Work required: Return the entries below in full. Keep every word as it is.

Supplied information:
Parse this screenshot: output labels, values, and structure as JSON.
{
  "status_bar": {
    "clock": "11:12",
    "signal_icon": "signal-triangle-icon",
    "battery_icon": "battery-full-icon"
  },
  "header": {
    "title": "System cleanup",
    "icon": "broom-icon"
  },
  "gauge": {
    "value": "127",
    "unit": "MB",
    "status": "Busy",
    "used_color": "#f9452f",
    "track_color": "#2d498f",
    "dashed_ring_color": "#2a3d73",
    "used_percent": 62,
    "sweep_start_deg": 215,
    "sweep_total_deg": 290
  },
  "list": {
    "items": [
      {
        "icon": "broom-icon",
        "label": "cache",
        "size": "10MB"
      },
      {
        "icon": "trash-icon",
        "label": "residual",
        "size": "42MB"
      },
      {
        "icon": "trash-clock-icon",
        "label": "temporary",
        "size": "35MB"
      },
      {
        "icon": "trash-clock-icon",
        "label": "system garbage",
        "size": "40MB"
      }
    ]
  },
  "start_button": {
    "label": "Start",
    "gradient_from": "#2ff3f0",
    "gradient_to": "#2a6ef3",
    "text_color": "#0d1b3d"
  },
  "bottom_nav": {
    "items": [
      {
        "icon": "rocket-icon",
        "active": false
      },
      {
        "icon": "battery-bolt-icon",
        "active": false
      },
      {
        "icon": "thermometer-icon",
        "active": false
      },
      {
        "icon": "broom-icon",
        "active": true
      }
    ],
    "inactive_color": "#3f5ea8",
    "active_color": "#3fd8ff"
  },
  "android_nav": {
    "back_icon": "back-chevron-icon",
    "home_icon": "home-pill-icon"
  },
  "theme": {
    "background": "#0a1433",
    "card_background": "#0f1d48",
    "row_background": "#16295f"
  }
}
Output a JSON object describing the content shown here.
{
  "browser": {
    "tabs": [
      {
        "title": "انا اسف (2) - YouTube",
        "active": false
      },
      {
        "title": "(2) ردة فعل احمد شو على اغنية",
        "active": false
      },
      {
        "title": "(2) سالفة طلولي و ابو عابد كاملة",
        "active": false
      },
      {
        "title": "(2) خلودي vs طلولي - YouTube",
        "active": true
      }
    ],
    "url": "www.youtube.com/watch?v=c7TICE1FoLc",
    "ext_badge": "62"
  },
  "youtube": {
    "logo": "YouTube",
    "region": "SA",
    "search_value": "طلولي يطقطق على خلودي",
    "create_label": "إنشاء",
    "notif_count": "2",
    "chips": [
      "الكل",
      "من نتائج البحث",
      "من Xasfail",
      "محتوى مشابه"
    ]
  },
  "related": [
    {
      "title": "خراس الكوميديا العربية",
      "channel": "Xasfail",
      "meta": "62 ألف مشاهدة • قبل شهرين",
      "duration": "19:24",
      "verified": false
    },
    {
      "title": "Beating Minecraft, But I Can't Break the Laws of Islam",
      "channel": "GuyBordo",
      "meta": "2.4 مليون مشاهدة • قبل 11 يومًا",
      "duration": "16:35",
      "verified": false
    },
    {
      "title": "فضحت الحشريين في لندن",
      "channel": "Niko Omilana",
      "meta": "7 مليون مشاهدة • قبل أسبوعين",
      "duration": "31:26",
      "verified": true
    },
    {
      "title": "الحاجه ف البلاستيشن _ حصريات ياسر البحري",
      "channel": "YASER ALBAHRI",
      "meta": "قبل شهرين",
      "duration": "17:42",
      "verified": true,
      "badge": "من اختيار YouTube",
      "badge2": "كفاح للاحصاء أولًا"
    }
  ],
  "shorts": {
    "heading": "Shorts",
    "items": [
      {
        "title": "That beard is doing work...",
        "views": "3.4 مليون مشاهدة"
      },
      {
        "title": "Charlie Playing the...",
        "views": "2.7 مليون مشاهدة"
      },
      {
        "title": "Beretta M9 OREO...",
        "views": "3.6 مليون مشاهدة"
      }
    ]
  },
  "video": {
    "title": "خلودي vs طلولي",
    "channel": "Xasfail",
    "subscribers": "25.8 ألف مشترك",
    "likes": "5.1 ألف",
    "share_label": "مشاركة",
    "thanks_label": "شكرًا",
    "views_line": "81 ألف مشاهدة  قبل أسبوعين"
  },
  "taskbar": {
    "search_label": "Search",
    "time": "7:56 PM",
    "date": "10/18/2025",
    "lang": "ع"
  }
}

Result of this task:
Parse this screenshot: output labels, values, and structure as JSON.
{
  "status_bar": {
    "clock": "11:12",
    "signal_icon": "signal-triangle-icon",
    "battery_icon": "battery-full-icon"
  },
  "header": {
    "title": "System cleanup",
    "icon": "broom-icon"
  },
  "gauge": {
    "value": "127",
    "unit": "MB",
    "status": "Busy",
    "used_color": "#f9452f",
    "track_color": "#2d498f",
    "dashed_ring_color": "#2a3d73",
    "used_percent": 62,
    "sweep_start_deg": 215,
    "sweep_total_deg": 290
  },
  "list": {
    "items": [
      {
        "icon": "broom-icon",
        "label": "cache",
        "size": "10MB"
      },
      {
        "icon": "trash-icon",
        "label": "residual",
        "size": "42MB"
      },
      {
        "icon": "trash-clock-icon",
        "label": "temporary",
        "size": "35MB"
      },
      {
        "icon": "trash-clock-icon",
        "label": "system garbage",
        "size": "40MB"
      }
    ]
  },
  "start_button": {
    "label": "Start",
    "gradient_from": "#2ff3f0",
    "gradient_to": "#2a6ef3",
    "text_color": "#0d1b3d"
  },
  "bottom_nav": {
    "items": [
      {
        "icon": "rocket-icon",
        "active": false
      },
      {
        "icon": "battery-bolt-icon",
        "active": false
      },
      {
        "icon": "thermometer-icon",
        "active": false
      },
      {
        "icon": "broom-icon",
        "active": true
      }
    ],
    "inactive_color": "#3f5ea8",
    "active_color": "#3fd8ff"
  },
  "android_nav": {
    "back_icon": "back-chevron-icon",
    "home_icon": "home-pill-icon"
  },
  "theme": {
    "background": "#0a1433",
    "card_background": "#0f1d48",
    "row_background": "#16295f"
  }
}
Output a JSON object describing the content shown here.
{
  "browser": {
    "tabs": [
      {
        "title": "انا اسف (2) - YouTube",
        "active": false
      },
      {
        "title": "(2) ردة فعل احمد شو على اغنية",
        "active": false
      },
      {
        "title": "(2) سالفة طلولي و ابو عابد كاملة",
        "active": false
      },
      {
        "title": "(2) خلودي vs طلولي - YouTube",
        "active": true
      }
    ],
    "url": "www.youtube.com/watch?v=c7TICE1FoLc",
    "ext_badge": "62"
  },
  "youtube": {
    "logo": "YouTube",
    "region": "SA",
    "search_value": "طلولي يطقطق على خلودي",
    "create_label": "إنشاء",
    "notif_count": "2",
    "chips": [
      "الكل",
      "من نتائج البحث",
      "من Xasfail",
      "محتوى مشابه"
    ]
  },
  "related": [
    {
      "title": "خراس الكوميديا العربية",
      "channel": "Xasfail",
      "meta": "62 ألف مشاهدة • قبل شهرين",
      "duration": "19:24",
      "verified": false
    },
    {
      "title": "Beating Minecraft, But I Can't Break the Laws of Islam",
      "channel": "GuyBordo",
      "meta": "2.4 مليون مشاهدة • قبل 11 يومًا",
      "duration": "16:35",
      "verified": false
    },
    {
      "title": "فضحت الحشريين في لندن",
      "channel": "Niko Omilana",
      "meta": "7 مليون مشاهدة • قبل أسبوعين",
      "duration": "31:26",
      "verified": true
    },
    {
      "title": "الحاجه ف البلاستيشن _ حصريات ياسر البحري",
      "channel": "YASER ALBAHRI",
      "meta": "قبل شهرين",
      "duration": "17:42",
      "verified": true,
      "badge": "من اختيار YouTube",
      "badge2": "كفاح للاحصاء أولًا"
    }
  ],
  "shorts": {
    "heading": "Shorts",
    "items": [
      {
        "title": "That beard is doing work...",
        "views": "3.4 مليون مشاهدة"
      },
      {
        "title": "Charlie Playing the...",
        "views": "2.7 مليون مشاهدة"
      },
      {
        "title": "Beretta M9 OREO...",
        "views": "3.6 مليون مشاهدة"
      }
    ]
  },
  "video": {
    "title": "خلودي vs طلولي",
    "channel": "Xasfail",
    "subscribers": "25.8 ألف مشترك",
    "likes": "5.1 ألف",
    "share_label": "مشاركة",
    "thanks_label": "شكرًا",
    "views_line": "81 ألف مشاهدة  قبل أسبوعين"
  },
  "taskbar": {
    "search_label": "Search",
    "time": "7:56 PM",
    "date": "10/18/2025",
    "lang": "ع"
  }
}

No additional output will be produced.